Thomas Mink and The Howling Pig: ACLU's illegal search case moves forward six years later
In December 2003, the Ault, Colorado home onetime UNC student Thomas Mink shared with his mom was raided by police. His crime? Satirizing a UNC professor named Junius Peake as "Junius Puke" in his self-published newsletter, The Howling Pig.
"Junius Puke" in "The Howling Pig."
Thus began a court fight whose latest chapter ended yesterday with a court victory for Mink. If only the ACLU lawyer supporting him knew where the hell he was...
The basics of the dispute were laid out like so in "The Art of the Matter," a January 22, 2004 Message column:
On the Pig's home page..., a disclaimer differentiates Puke, who's seen wearing Gene Simmons makeup, from Peake, the 72-year-old Monfort Distinguished Professor of Finance at UNC's Monfort College of Business, and a nationally recognized expert on microstructure; he's appeared on National Public Radio and other major news organs. Nonetheless, a second picture of Puke that, like the first, is a doctored rendering of a Peake glossy, shows him sporting a tiny mustache that the professor interpreted as a nod to Adolf Hitler when he saw a copy of the Pig at UNC last fall. "How would you like it if someone sent out a newsletter likening you to Hitler?" he asks. "I lived through the Hitler era. I had friends who died then. To me, that was the worst thing."
Maybe so, but he didn't like the rest of his portrayal, either -- and subsequently expressed his frustration to the Weld County District Attorney's Office. The article continues:
Peake says DA representatives then brought in the cops under Colorado's criminal-libel statute, a law declaring that published statements "tending to blacken the memory of one who is dead, or to impeach the honesty, integrity, virtue, or reputation or expose the natural defects of one who is alive" may be considered a felony.
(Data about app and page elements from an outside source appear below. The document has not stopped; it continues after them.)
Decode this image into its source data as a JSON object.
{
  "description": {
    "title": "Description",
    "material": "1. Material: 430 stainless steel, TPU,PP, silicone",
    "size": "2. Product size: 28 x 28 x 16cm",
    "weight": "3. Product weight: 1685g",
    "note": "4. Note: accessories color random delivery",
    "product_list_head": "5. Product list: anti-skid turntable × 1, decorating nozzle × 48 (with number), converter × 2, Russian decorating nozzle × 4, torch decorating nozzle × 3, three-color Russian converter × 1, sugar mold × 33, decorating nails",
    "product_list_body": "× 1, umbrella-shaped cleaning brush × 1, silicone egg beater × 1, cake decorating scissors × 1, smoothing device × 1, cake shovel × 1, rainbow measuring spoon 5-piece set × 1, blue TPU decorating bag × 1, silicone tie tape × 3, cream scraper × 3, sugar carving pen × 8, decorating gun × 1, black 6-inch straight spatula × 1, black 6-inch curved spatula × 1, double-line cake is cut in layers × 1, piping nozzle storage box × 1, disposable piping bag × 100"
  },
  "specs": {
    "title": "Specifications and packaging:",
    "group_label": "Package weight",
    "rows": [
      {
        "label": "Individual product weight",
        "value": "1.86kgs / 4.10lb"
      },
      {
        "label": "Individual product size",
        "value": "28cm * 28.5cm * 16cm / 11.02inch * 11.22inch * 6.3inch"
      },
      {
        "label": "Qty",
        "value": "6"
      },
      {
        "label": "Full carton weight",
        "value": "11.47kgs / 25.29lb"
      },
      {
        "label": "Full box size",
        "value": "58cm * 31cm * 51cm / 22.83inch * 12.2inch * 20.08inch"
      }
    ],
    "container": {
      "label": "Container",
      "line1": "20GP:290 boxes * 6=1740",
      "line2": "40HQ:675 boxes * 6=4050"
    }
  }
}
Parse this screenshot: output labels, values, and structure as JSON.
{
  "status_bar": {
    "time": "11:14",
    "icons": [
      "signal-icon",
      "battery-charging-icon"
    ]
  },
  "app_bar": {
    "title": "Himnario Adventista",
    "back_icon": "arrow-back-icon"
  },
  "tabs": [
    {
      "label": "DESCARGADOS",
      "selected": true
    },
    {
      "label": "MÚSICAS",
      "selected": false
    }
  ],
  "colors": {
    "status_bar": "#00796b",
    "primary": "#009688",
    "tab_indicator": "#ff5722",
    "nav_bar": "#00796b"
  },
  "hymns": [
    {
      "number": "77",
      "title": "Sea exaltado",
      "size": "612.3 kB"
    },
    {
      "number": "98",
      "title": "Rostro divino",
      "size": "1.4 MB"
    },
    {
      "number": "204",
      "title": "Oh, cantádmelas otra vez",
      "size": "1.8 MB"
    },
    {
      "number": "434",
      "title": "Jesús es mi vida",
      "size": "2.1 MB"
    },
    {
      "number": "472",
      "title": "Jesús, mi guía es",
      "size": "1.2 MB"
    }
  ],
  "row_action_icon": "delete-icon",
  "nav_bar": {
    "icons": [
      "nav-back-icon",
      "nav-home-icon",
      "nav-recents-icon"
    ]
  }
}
Conviction carries a possible two years in the pokey and a $100,000 fine.
Greeley cops seized Mink's computer as part of its investigation -- an action that immediately stoked the ire of the local ACLU branch, which took on his cause.
As recapped in the next week's Message column, the charges against Peake were soon dropped -- but the case lived on as a way to attack Colorado's criminal libel statute. As Mink wrote in an e-mail at the time, "I think the thing should be taken off the books one way or another. The possibility of the legislature taking that on during this session has been raised and I think that may affect how we move forward with the suit on the constitutionality of the law. But either way, I hope to do what I can to get rid of such an antiquated, piece-of-crap law that can be used so easily to stifle free speech."
"Junius Puke" with 'stache.
That turned out to be a mission impossible -- and the case itself has taken the legal team on quite a ride, as the ACLU's Mark Silverstein explains.